There are a number of entities that are not available in the standard version of Paterva’s Maltego. The entities as a whole are divided into the adjacent categories.
CaseFile can be used very well as a free viewer for all commercial Maltego files! The recipient of a Maltego graph can then work interactively with the data. This is much better than sending a PDF file.
An example for the use: CaseFile is open during the search in the Web. I drag and drop relevant information onto the graph. I create suitable links between the entities and add documents. So I always have an overview and the current status of my research. I can send this visual summary to the customer as a PDF file, which can be read easily and quickly. If CaseFile is installed on the client’s computer, the original file can of course also be shared.
Thanks to the different views and layouts, CaseFile is also suitable for a visual analysis of structured data.
The software is free of charge, even for commercial use. The idea behind it is the offline analysis of structured data. This makes it quick and easy to display correlations. The tool is the perfect solution for exactly this idea.
There are still some ideas for the optimization in the area of the representation. For example the possibility to insert a legend explaining the used entities and links. The information panel could contain information about the creator, date and case information.
I don’t have some graphical possibilities, for example to draw and label a frame around a group of entities. I would also like to mark selected icons more clearly, e.g. with a colored circle like IBM i2 Analyst’s Notebook (ANB).
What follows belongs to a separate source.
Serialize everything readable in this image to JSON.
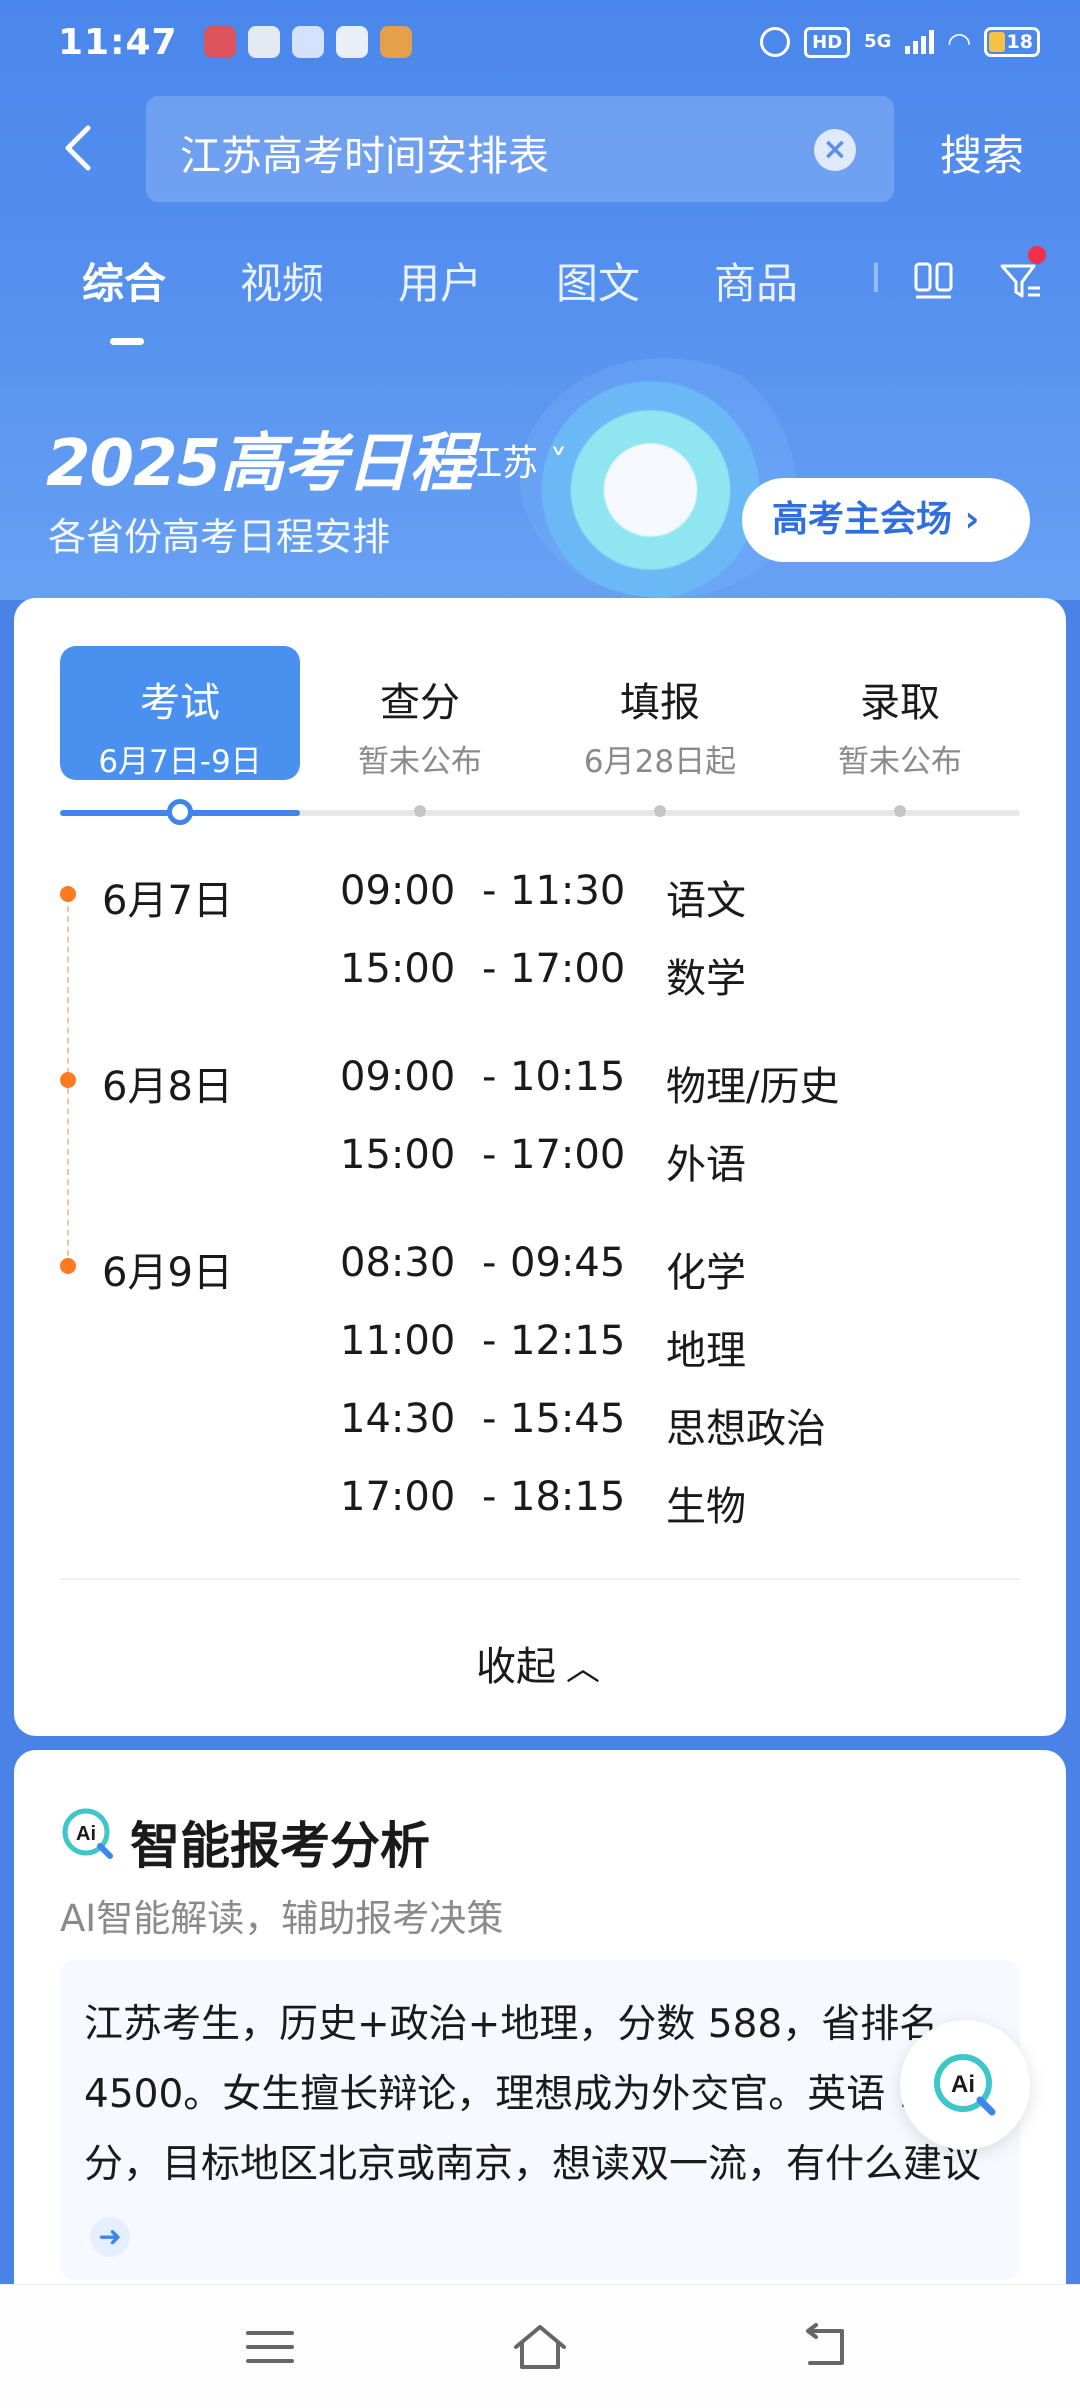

One of the most important differences between the software solutions is the price. Free vs. 8.500 EUR is already an argument. But there is a reason for that. ANB has an enormous range of functions. I have been using ANB for many years, but we almost always use it in conjunction with the IBM i2 iBase database in our investigations. With the large amounts of data in the corma Intelligence solutions, the tool shows its strengths.
But if I only use it to create a chart, then I see the following advantages of Analyst’s Notebook compared to CaseFile:
The different layouts of Analyst’s Notebook are quite nice, but in practice quite useless. So the chart almost always gets so big or so small that contents are hard to read. Here manual rework is required and the time expenditure should not be underestimated.
ANB cannot do anything with “Copy & Paste” of information in the chart. Analyst’s Notebook does not recognize a mail entity from an e-mail in the clipboard.
From my point of view the investment in Analyst’s Notebook is not worthwhile if I only want to create simple charts for research and cases.
CaseFile belongs to the toolbox of every investigator and analyst.